▸ **Task instructions**
Your task is to filter the data below down to the lines holding "true".

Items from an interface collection
▬▬▬
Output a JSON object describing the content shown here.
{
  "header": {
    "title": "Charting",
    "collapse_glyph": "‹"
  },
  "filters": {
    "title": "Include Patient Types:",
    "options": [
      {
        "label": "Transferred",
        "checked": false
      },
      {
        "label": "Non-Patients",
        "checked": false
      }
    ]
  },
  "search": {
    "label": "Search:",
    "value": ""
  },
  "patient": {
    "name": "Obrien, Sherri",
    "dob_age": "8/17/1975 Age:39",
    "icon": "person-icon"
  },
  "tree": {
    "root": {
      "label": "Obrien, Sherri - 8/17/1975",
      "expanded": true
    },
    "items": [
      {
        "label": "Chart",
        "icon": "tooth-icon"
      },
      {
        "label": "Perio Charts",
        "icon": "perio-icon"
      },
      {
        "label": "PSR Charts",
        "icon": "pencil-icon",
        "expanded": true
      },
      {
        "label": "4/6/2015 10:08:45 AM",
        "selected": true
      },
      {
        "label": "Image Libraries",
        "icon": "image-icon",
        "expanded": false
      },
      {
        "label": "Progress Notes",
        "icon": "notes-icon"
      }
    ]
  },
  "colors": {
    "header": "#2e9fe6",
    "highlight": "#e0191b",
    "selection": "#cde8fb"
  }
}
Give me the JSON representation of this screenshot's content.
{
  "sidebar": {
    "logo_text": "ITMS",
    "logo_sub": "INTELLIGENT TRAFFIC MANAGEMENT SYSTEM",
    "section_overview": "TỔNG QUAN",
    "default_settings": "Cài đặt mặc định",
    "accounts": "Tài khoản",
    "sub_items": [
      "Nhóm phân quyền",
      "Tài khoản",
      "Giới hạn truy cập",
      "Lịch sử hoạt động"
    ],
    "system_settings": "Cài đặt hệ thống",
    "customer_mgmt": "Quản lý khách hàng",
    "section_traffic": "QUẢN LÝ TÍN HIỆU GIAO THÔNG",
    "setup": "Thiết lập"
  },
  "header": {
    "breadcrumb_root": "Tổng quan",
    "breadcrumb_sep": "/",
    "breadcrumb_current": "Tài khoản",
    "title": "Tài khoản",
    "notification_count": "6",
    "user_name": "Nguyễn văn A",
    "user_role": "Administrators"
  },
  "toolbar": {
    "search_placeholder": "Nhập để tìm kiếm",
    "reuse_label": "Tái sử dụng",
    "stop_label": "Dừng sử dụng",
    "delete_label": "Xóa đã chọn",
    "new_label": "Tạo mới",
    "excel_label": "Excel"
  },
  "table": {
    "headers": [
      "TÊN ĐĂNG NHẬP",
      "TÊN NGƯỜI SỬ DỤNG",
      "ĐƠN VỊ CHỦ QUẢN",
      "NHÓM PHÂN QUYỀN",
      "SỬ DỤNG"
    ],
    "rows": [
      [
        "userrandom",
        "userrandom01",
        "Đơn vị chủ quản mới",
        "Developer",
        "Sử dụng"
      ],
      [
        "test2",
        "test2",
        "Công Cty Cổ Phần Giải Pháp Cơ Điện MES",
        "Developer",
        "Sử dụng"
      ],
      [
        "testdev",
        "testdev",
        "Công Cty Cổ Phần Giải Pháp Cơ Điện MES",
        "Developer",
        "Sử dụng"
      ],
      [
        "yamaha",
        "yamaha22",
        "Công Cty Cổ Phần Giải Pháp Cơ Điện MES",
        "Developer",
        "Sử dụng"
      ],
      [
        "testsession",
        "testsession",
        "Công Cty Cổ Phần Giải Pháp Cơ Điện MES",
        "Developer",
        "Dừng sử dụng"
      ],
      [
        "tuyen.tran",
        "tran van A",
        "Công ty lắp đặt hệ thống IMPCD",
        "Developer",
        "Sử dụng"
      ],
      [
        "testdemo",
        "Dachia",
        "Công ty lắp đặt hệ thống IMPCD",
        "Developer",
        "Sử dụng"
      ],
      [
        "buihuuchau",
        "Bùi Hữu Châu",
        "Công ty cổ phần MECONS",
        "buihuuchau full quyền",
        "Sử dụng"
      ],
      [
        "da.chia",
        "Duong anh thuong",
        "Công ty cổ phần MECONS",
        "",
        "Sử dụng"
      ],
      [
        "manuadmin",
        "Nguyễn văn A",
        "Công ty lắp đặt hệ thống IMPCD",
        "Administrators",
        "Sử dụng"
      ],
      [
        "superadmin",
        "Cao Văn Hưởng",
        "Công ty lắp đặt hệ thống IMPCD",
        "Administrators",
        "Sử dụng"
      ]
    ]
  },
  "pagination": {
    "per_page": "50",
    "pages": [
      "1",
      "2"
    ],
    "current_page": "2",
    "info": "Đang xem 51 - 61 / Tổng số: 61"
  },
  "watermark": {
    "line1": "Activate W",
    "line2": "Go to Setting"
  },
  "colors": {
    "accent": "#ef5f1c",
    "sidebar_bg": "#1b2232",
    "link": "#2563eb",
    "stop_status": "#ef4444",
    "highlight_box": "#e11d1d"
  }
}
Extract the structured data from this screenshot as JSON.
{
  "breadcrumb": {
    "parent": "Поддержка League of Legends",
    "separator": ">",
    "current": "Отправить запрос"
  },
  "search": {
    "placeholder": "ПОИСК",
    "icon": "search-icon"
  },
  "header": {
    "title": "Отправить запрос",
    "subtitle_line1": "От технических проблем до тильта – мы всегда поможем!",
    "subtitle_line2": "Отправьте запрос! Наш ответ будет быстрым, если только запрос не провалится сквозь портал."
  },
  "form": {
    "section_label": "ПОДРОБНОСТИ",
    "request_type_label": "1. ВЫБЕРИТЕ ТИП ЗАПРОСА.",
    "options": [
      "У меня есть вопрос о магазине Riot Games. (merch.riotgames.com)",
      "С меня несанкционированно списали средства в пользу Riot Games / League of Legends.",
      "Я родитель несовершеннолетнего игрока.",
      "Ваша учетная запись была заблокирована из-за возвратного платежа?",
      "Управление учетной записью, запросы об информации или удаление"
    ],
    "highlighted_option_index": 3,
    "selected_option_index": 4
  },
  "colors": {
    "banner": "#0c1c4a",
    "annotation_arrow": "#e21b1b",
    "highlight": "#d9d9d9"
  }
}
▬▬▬
▸ **Exercise answer**
      "expanded": true
        "expanded": true
        "selected": true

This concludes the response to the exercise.